[Opening Dataset excerpts section]

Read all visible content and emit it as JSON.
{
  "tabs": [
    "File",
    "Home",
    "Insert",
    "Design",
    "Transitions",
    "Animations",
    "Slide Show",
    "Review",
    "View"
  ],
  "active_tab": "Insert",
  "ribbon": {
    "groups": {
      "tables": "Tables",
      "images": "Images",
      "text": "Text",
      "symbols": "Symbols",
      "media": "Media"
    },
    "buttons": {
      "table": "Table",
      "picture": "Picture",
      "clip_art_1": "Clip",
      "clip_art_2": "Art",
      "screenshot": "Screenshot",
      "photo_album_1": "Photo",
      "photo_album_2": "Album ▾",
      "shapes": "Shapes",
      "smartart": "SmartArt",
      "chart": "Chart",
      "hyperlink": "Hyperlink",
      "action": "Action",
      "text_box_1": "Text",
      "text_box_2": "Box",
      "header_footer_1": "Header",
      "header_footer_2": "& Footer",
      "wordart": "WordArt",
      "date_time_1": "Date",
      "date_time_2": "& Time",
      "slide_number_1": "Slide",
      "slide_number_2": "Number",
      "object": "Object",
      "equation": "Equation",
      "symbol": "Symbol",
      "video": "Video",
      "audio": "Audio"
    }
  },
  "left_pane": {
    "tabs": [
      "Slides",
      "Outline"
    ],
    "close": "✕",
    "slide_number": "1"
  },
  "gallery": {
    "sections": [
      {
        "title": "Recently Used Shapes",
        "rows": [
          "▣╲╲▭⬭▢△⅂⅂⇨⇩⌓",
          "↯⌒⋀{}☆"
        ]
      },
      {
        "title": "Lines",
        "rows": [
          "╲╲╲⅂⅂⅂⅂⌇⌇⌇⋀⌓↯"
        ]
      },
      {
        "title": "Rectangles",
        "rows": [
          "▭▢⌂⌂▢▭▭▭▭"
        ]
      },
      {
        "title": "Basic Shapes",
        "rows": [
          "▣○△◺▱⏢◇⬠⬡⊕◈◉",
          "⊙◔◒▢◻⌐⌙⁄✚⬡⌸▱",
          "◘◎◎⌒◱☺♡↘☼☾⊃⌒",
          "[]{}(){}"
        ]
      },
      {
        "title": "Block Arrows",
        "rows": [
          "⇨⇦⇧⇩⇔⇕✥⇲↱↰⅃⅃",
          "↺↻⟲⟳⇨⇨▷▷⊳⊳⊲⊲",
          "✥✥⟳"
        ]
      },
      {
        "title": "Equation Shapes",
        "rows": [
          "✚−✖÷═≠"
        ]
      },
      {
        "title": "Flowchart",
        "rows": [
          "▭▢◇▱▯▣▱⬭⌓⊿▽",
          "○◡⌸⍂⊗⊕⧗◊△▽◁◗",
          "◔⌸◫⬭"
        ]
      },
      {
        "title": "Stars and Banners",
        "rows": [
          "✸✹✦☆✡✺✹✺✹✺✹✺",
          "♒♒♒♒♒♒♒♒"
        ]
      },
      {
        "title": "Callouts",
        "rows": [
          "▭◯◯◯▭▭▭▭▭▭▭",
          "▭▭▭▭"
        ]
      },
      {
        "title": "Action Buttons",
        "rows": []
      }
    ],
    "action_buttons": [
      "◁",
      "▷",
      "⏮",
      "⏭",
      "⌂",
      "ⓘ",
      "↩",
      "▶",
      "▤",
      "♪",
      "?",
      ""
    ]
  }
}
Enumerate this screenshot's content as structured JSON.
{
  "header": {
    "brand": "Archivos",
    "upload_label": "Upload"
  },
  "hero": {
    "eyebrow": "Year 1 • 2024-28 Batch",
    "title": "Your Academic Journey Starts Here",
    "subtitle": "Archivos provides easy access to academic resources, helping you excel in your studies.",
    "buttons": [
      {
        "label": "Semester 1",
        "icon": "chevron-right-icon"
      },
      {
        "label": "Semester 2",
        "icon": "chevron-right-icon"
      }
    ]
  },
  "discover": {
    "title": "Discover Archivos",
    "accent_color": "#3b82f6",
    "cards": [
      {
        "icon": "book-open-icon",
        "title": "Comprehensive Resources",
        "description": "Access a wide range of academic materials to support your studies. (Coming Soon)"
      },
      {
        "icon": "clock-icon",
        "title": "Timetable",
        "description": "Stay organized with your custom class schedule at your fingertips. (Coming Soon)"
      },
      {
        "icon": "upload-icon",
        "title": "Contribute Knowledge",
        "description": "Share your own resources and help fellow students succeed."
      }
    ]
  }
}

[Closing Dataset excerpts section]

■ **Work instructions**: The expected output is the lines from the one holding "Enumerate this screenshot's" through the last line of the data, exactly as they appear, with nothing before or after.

■ **Output below**:
Enumerate this screenshot's content as structured JSON.
{
  "header": {
    "brand": "Archivos",
    "upload_label": "Upload"
  },
  "hero": {
    "eyebrow": "Year 1 • 2024-28 Batch",
    "title": "Your Academic Journey Starts Here",
    "subtitle": "Archivos provides easy access to academic resources, helping you excel in your studies.",
    "buttons": [
      {
        "label": "Semester 1",
        "icon": "chevron-right-icon"
      },
      {
        "label": "Semester 2",
        "icon": "chevron-right-icon"
      }
    ]
  },
  "discover": {
    "title": "Discover Archivos",
    "accent_color": "#3b82f6",
    "cards": [
      {
        "icon": "book-open-icon",
        "title": "Comprehensive Resources",
        "description": "Access a wide range of academic materials to support your studies. (Coming Soon)"
      },
      {
        "icon": "clock-icon",
        "title": "Timetable",
        "description": "Stay organized with your custom class schedule at your fingertips. (Coming Soon)"
      },
      {
        "icon": "upload-icon",
        "title": "Contribute Knowledge",
        "description": "Share your own resources and help fellow students succeed."
      }
    ]
  }
}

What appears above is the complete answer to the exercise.